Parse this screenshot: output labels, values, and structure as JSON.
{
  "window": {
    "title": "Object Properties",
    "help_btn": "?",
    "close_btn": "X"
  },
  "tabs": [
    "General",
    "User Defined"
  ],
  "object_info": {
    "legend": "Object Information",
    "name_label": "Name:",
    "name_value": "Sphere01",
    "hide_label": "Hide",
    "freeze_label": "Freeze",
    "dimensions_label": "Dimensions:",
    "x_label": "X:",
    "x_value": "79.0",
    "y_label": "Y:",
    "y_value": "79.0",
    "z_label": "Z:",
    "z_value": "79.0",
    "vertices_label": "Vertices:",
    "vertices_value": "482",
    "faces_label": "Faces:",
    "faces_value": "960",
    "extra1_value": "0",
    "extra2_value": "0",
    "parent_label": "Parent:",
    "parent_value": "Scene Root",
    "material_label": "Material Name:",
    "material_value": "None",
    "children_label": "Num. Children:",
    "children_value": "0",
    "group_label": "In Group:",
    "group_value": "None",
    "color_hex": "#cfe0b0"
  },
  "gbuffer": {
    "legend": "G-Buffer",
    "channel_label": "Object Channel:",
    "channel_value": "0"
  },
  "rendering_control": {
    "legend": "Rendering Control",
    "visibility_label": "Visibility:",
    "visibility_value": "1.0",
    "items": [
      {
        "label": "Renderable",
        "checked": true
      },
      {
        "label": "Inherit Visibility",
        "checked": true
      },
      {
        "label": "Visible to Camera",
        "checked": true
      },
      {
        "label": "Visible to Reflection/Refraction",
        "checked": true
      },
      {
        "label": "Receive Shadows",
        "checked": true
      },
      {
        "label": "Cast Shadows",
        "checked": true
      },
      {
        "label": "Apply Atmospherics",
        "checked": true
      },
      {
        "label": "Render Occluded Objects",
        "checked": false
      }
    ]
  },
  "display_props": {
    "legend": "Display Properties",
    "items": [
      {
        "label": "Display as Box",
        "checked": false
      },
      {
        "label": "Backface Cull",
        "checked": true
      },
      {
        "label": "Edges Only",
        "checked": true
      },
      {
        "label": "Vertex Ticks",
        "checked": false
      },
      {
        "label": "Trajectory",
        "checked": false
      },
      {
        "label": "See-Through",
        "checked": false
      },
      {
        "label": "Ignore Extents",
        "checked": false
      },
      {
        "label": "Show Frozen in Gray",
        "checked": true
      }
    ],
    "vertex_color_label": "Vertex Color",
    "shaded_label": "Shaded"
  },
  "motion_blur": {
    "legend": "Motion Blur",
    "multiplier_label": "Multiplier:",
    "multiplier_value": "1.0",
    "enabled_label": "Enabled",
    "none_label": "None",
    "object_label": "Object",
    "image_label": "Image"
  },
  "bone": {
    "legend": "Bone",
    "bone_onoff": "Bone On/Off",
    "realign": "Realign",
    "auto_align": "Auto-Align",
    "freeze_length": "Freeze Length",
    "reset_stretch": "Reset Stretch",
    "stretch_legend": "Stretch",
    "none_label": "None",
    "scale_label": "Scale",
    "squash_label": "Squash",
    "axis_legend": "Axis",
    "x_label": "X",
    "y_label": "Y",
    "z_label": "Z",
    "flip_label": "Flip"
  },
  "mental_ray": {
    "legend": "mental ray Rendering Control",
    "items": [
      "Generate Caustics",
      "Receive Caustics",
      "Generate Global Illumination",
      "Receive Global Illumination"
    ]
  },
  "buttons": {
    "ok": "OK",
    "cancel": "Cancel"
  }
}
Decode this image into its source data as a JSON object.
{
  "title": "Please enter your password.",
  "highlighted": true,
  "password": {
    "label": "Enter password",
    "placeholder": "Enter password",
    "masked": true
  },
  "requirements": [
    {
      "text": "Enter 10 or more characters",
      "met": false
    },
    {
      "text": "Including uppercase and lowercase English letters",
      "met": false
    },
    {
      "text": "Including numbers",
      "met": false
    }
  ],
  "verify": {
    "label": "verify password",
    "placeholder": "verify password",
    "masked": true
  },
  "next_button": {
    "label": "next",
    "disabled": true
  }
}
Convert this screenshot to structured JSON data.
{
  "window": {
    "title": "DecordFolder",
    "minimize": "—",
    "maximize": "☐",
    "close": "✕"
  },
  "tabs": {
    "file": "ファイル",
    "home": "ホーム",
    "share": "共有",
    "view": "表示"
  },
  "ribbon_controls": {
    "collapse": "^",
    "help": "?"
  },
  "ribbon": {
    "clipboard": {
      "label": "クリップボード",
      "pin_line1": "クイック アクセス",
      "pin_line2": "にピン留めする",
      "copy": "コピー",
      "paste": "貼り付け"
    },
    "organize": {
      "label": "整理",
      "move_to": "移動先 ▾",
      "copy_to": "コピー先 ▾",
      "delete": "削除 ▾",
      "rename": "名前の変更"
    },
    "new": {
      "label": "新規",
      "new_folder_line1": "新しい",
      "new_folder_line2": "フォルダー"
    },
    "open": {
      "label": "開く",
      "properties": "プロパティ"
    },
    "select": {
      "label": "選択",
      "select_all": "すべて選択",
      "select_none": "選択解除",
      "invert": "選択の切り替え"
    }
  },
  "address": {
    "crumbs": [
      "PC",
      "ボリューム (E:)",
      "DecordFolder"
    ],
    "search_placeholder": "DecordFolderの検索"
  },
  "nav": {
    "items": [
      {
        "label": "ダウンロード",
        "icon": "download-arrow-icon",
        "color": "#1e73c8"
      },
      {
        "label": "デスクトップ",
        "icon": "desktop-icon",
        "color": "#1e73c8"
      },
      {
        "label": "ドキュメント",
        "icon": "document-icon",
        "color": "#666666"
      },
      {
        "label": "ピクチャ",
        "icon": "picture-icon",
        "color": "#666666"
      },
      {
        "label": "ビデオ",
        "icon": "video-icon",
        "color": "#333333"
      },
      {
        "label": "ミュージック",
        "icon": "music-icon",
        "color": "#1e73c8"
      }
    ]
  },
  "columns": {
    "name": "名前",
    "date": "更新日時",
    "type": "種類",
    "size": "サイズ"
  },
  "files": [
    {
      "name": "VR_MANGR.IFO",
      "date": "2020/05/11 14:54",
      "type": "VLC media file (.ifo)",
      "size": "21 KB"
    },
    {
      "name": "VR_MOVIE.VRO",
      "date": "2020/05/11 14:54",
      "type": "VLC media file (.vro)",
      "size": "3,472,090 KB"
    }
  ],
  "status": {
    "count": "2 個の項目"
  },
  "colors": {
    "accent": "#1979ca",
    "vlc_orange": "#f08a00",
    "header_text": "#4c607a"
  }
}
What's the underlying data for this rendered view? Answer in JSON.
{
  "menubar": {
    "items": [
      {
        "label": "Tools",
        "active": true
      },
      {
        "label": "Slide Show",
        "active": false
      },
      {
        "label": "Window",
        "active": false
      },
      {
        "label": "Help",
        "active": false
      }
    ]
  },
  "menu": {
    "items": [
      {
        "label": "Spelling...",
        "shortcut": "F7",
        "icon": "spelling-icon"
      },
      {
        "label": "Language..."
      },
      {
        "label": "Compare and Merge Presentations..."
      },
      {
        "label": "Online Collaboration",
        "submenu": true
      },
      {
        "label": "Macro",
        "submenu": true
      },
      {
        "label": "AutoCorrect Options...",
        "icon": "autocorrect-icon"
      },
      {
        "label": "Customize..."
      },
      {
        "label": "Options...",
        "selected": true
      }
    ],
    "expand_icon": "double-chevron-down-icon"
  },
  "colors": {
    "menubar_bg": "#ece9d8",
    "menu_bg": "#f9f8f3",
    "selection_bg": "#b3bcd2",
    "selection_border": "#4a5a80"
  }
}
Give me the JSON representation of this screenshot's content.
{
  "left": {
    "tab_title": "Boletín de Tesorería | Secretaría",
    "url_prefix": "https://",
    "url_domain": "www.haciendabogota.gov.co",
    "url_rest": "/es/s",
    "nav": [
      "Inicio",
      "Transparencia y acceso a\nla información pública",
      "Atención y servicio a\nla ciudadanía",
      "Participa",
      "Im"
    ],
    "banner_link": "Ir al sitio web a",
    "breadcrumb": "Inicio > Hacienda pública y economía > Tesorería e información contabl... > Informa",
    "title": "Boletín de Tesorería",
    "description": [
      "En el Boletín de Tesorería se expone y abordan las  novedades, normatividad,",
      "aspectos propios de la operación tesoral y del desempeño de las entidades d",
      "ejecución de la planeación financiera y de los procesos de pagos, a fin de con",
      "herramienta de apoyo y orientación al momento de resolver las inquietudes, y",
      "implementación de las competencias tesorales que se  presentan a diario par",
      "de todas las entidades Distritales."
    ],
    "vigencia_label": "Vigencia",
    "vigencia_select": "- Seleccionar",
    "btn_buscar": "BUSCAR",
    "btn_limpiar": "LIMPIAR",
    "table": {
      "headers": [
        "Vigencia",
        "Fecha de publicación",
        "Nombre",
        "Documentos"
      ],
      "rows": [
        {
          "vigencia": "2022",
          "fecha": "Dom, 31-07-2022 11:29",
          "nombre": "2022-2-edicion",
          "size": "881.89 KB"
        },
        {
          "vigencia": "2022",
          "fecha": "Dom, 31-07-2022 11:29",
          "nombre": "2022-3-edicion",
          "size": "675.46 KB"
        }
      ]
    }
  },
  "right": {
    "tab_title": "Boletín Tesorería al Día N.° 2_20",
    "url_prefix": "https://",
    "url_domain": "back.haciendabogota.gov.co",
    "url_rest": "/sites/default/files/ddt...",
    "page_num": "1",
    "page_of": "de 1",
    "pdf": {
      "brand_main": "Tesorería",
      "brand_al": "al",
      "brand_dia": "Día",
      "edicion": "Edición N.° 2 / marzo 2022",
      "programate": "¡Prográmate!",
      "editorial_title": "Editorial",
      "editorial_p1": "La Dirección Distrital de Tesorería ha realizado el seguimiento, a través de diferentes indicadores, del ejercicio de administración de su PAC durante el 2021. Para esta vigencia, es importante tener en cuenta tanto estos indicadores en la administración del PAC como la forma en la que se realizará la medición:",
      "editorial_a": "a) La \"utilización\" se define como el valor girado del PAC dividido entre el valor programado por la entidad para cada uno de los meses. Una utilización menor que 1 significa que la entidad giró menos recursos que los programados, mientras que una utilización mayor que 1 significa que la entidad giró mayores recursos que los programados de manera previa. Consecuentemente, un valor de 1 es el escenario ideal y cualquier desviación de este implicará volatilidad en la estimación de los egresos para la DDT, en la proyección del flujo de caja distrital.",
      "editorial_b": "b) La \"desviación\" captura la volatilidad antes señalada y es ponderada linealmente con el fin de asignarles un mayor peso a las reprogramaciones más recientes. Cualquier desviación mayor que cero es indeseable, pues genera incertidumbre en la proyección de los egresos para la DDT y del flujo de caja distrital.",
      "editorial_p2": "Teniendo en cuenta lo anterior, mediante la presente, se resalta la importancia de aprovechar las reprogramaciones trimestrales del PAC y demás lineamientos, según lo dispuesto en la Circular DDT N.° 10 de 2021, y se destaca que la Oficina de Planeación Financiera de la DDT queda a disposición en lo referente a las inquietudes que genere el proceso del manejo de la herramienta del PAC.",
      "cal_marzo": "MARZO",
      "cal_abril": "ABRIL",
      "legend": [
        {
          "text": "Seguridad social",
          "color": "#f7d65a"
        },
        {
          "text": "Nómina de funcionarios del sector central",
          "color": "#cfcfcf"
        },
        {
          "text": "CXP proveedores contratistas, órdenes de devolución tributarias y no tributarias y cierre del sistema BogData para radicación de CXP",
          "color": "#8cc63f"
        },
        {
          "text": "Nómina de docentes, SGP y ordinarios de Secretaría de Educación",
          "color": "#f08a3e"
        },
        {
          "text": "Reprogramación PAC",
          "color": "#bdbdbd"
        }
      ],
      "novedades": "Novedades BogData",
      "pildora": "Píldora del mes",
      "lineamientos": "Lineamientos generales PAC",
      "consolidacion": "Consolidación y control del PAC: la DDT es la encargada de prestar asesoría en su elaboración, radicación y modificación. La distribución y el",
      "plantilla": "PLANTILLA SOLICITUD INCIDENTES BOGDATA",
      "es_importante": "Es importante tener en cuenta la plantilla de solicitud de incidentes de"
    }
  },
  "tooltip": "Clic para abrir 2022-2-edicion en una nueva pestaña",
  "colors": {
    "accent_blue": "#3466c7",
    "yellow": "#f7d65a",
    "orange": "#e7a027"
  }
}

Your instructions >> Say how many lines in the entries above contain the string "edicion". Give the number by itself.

Solution >> 4